Fascinating, I know you're launching a campaign around Black Lives Matter, please can you talk us through it?

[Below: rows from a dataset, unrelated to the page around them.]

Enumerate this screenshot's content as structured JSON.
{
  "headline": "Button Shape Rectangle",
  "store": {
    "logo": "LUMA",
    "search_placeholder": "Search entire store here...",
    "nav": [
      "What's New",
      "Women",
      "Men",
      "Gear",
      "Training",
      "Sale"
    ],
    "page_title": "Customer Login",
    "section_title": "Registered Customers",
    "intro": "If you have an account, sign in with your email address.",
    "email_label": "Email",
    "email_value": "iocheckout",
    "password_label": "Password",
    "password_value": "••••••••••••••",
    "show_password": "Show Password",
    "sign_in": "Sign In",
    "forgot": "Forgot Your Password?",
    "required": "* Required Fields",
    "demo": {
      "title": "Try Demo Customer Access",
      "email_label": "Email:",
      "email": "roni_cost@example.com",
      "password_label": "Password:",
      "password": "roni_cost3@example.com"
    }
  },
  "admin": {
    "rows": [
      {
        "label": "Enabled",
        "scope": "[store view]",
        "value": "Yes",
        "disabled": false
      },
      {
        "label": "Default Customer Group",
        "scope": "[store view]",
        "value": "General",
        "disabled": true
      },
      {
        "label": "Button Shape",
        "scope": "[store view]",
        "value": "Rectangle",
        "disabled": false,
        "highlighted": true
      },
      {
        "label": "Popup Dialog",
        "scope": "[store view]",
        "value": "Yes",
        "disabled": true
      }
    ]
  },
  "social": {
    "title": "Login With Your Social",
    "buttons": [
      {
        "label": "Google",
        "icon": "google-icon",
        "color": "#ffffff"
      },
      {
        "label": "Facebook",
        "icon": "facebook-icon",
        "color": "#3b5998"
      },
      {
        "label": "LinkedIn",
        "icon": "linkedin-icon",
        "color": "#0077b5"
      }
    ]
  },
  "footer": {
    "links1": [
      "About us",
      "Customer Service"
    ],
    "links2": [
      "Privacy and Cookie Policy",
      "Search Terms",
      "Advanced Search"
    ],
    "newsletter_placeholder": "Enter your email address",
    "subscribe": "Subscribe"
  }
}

We have both taken our masters and as part of that we looked into the maternity death rates of black women and black babies, typically this has always been blamed on poverty or a lack of education. When we looked into this further we found that socioeconomic status didn't have much of an impact - a well educated and healthy black woman was still more likely to die than a poor white woman who smokes. The MBRRACE report states that black women were five times more likely to die. There is no protective factor to stop black women from dying and this is where we found a massive gap in the research. We want to work with students and healthcare professionals to understand the lived experiences of black women accessing maternity care and what we can do to overcome the issues. Misunderstandings of the needs of black people are not always a conscious process,for example, research has shown that in some healthcare settings, there has been the misrepresentation that black people have a higher pain threshold so there are instances of clinical issues not being identified. We are both trained in the role of the professional midwifery advocate and want to take a restorative approach to supporting midwives and student midwives. There are systemic and institutional issues that can affect woman accessing care but midwives and student midwives are the best-placed people to create positive change for these women's experiences. We need to work together to have these uncomfortable discussions, reflect and work towards the future.